Raw data |
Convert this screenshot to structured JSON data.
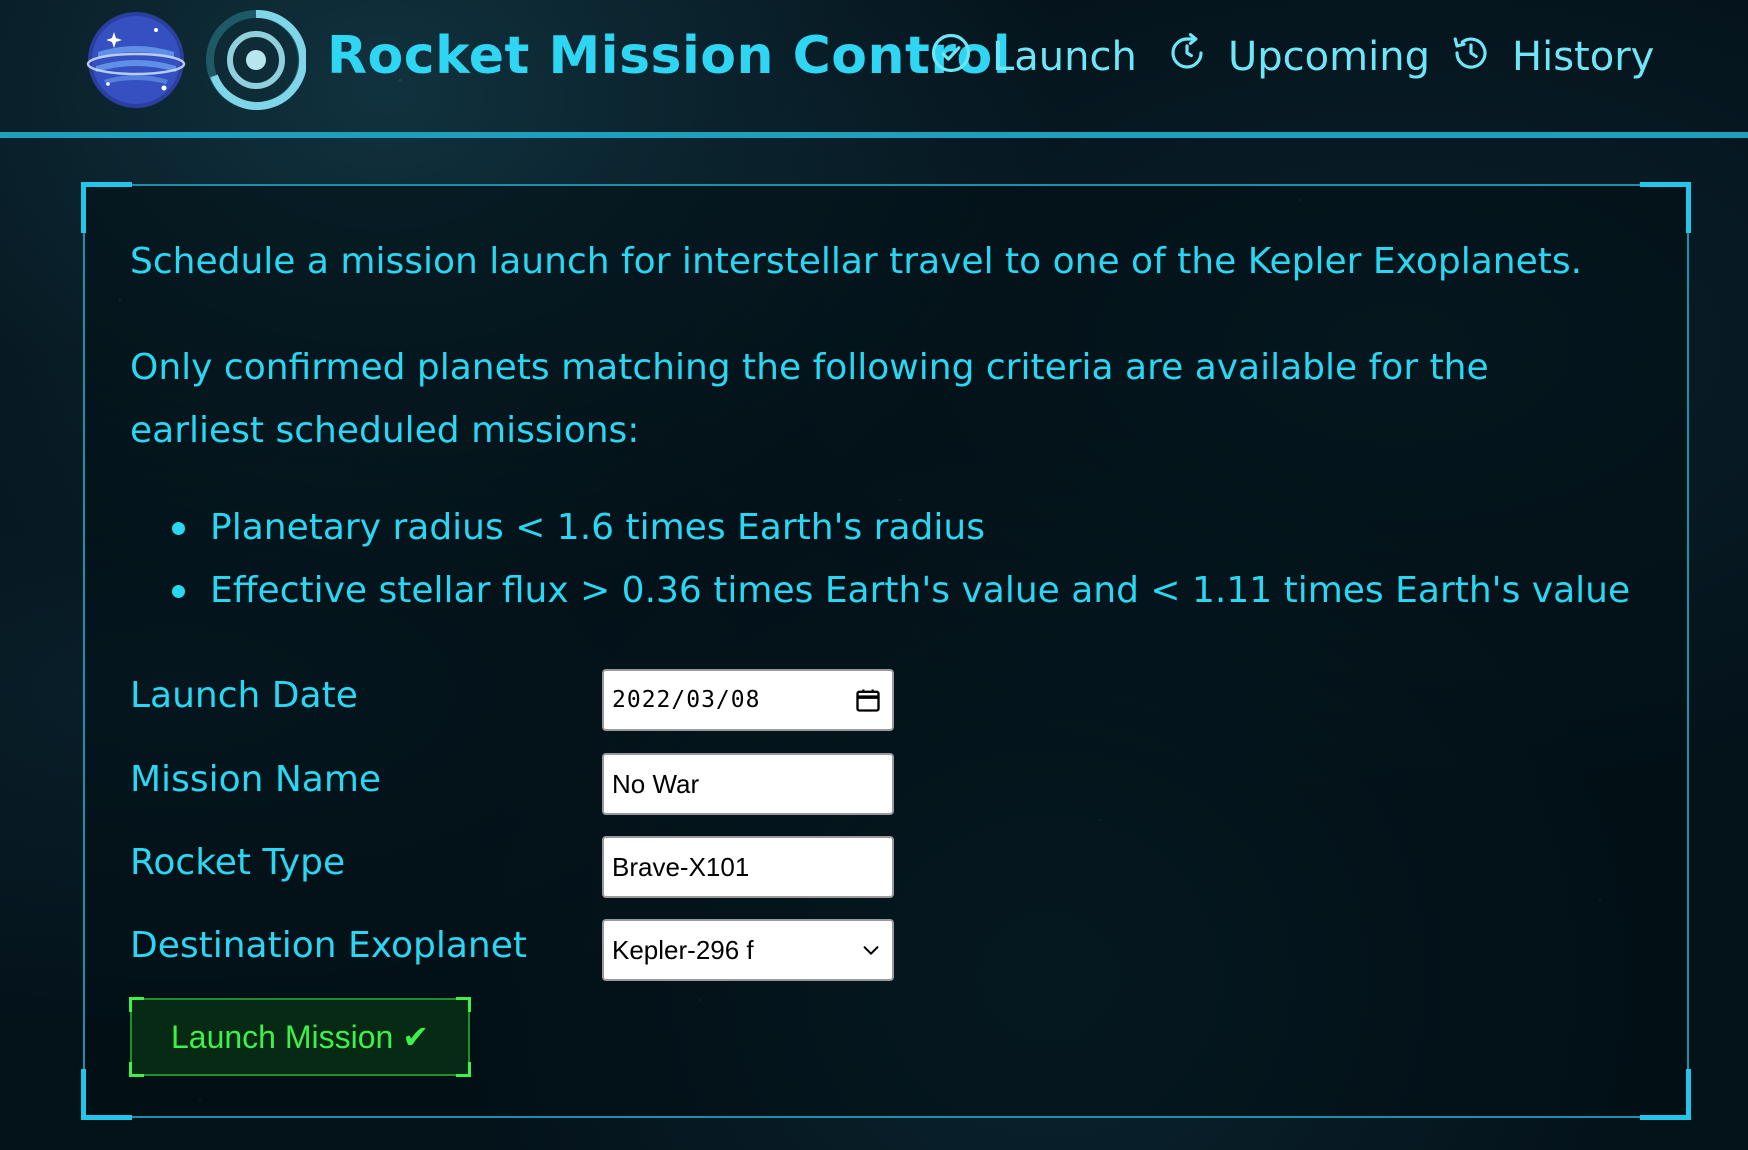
{
  "header": {
    "title": "Rocket Mission Control",
    "nav": [
      {
        "label": "Launch",
        "icon": "check-circle-icon"
      },
      {
        "label": "Upcoming",
        "icon": "refresh-icon"
      },
      {
        "label": "History",
        "icon": "history-icon"
      }
    ]
  },
  "content": {
    "intro": "Schedule a mission launch for interstellar travel to one of the Kepler Exoplanets.",
    "criteria_intro": "Only confirmed planets matching the following criteria are available for the earliest scheduled missions:",
    "criteria": [
      "Planetary radius < 1.6 times Earth's radius",
      "Effective stellar flux > 0.36 times Earth's value and < 1.11 times Earth's value"
    ]
  },
  "form": {
    "launch_date": {
      "label": "Launch Date",
      "value": "2022/03/08"
    },
    "mission_name": {
      "label": "Mission Name",
      "value": "No War"
    },
    "rocket_type": {
      "label": "Rocket Type",
      "value": "Brave-X101"
    },
    "destination": {
      "label": "Destination Exoplanet",
      "value": "Kepler-296 f"
    },
    "submit_label": "Launch Mission ✔"
  },
  "colors": {
    "accent": "#2ad7f2",
    "frame": "#1a8fae",
    "button_text": "#3df04b",
    "background": "#04121a"
  }
}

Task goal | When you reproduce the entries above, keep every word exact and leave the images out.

Answer space |
Convert this screenshot to structured JSON data.
{
  "header": {
    "title": "Rocket Mission Control",
    "nav": [
      {
        "label": "Launch",
        "icon": "check-circle-icon"
      },
      {
        "label": "Upcoming",
        "icon": "refresh-icon"
      },
      {
        "label": "History",
        "icon": "history-icon"
      }
    ]
  },
  "content": {
    "intro": "Schedule a mission launch for interstellar travel to one of the Kepler Exoplanets.",
    "criteria_intro": "Only confirmed planets matching the following criteria are available for the earliest scheduled missions:",
    "criteria": [
      "Planetary radius < 1.6 times Earth's radius",
      "Effective stellar flux > 0.36 times Earth's value and < 1.11 times Earth's value"
    ]
  },
  "form": {
    "launch_date": {
      "label": "Launch Date",
      "value": "2022/03/08"
    },
    "mission_name": {
      "label": "Mission Name",
      "value": "No War"
    },
    "rocket_type": {
      "label": "Rocket Type",
      "value": "Brave-X101"
    },
    "destination": {
      "label": "Destination Exoplanet",
      "value": "Kepler-296 f"
    },
    "submit_label": "Launch Mission ✔"
  },
  "colors": {
    "accent": "#2ad7f2",
    "frame": "#1a8fae",
    "button_text": "#3df04b",
    "background": "#04121a"
  }
}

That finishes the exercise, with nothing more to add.